Assignment — Every line in the records below that holds the word "thumb" is to be copied.

Stored dataset items
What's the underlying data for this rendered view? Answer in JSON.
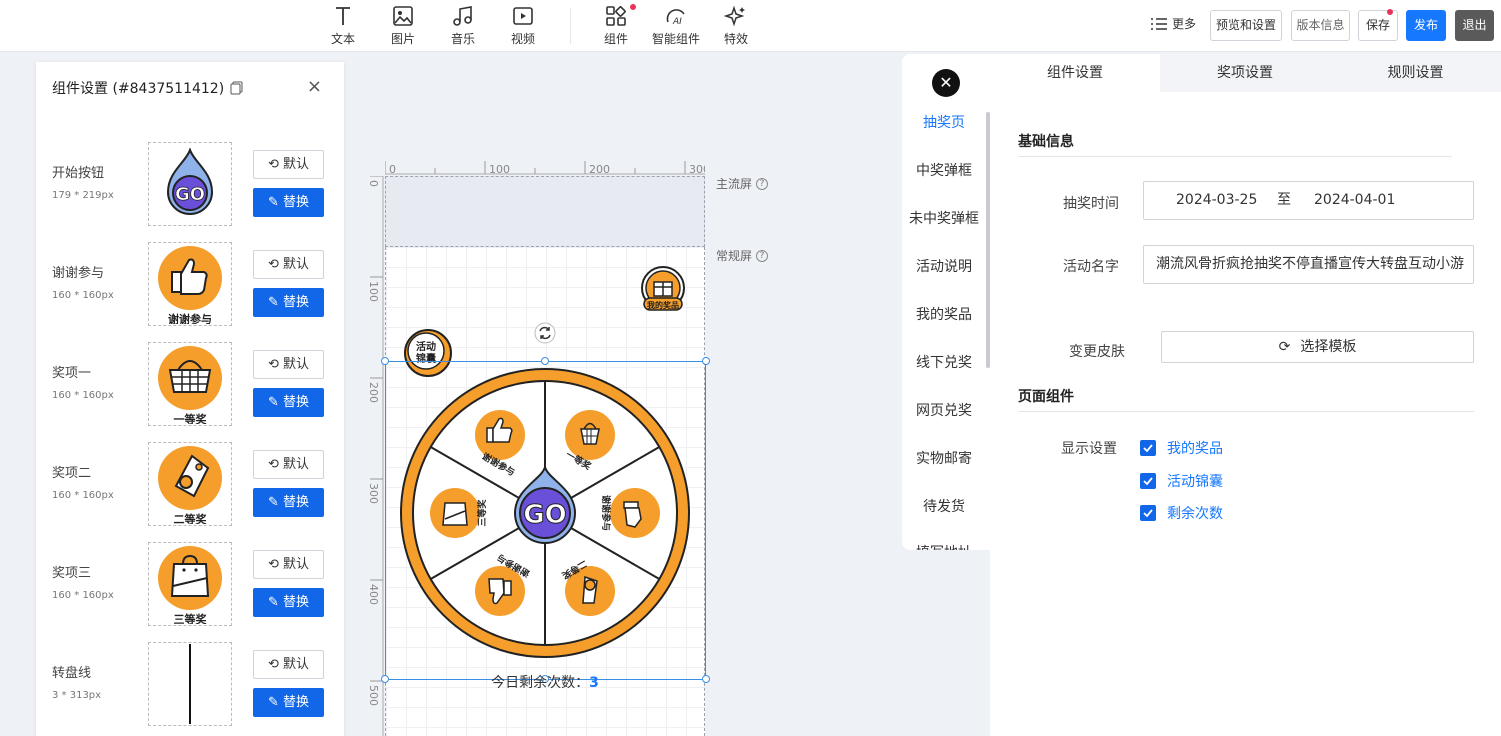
{
  "toolbar": {
    "items": [
      {
        "label": "文本",
        "icon": "text-icon"
      },
      {
        "label": "图片",
        "icon": "image-icon"
      },
      {
        "label": "音乐",
        "icon": "music-icon"
      },
      {
        "label": "视频",
        "icon": "video-icon"
      },
      {
        "label": "组件",
        "icon": "components-icon"
      },
      {
        "label": "智能组件",
        "icon": "ai-icon"
      },
      {
        "label": "特效",
        "icon": "sparkle-icon"
      }
    ],
    "more": "更多",
    "preview": "预览和设置",
    "version": "版本信息",
    "save": "保存",
    "publish": "发布",
    "exit": "退出",
    "accent": "#1677ff"
  },
  "left_panel": {
    "title": "组件设置 (#8437511412)",
    "default_label": "默认",
    "replace_label": "替换",
    "components": [
      {
        "name": "开始按钮",
        "size": "179 * 219px",
        "thumb": "go-button-icon"
      },
      {
        "name": "谢谢参与",
        "size": "160 * 160px",
        "thumb": "thumbs-up-icon",
        "caption": "谢谢参与"
      },
      {
        "name": "奖项一",
        "size": "160 * 160px",
        "thumb": "basket-icon",
        "caption": "一等奖"
      },
      {
        "name": "奖项二",
        "size": "160 * 160px",
        "thumb": "tag-icon",
        "caption": "二等奖"
      },
      {
        "name": "奖项三",
        "size": "160 * 160px",
        "thumb": "bag-icon",
        "caption": "三等奖"
      },
      {
        "name": "转盘线",
        "size": "3 * 313px",
        "thumb": "line-icon"
      }
    ]
  },
  "canvas": {
    "ruler_h": [
      "0",
      "100",
      "200",
      "300"
    ],
    "ruler_v": [
      "0",
      "100",
      "200",
      "300",
      "400",
      "500"
    ],
    "main_screen_label": "主流屏",
    "normal_screen_label": "常规屏",
    "my_prize_badge": "我的奖品",
    "activity_badge_line1": "活动",
    "activity_badge_line2": "锦囊",
    "go_text": "GO",
    "wheel_labels": [
      "谢谢参与",
      "一等奖",
      "谢谢参与",
      "二等奖",
      "谢谢参与",
      "三等奖"
    ],
    "remain_label": "今日剩余次数：",
    "remain_value": "3",
    "wheel_orange": "#f59e2b"
  },
  "page_list": {
    "items": [
      "抽奖页",
      "中奖弹框",
      "未中奖弹框",
      "活动说明",
      "我的奖品",
      "线下兑奖",
      "网页兑奖",
      "实物邮寄",
      "待发货",
      "填写地址"
    ],
    "active": "抽奖页"
  },
  "settings": {
    "tabs": [
      "组件设置",
      "奖项设置",
      "规则设置"
    ],
    "basic_title": "基础信息",
    "time_label": "抽奖时间",
    "start_date": "2024-03-25",
    "to": "至",
    "end_date": "2024-04-01",
    "name_label": "活动名字",
    "name_value": "潮流风骨折疯抢抽奖不停直播宣传大转盘互动小游",
    "skin_label": "变更皮肤",
    "skin_button": "选择模板",
    "components_title": "页面组件",
    "display_label": "显示设置",
    "checks": [
      "我的奖品",
      "活动锦囊",
      "剩余次数"
    ]
  }
}
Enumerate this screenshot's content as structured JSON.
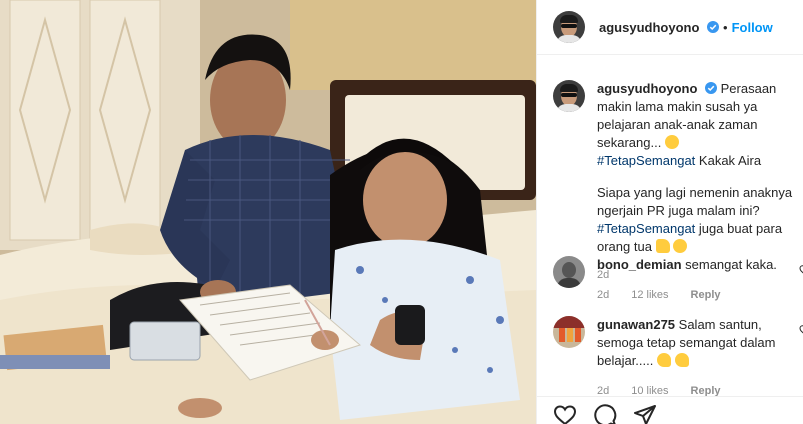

Finished exercise —
        "thumb": "go-button-icon"
        "thumb": "thumbs-up-icon",
        "thumb": "basket-icon",
        "thumb": "tag-icon",
        "thumb": "bag-icon",
        "thumb": "line-icon"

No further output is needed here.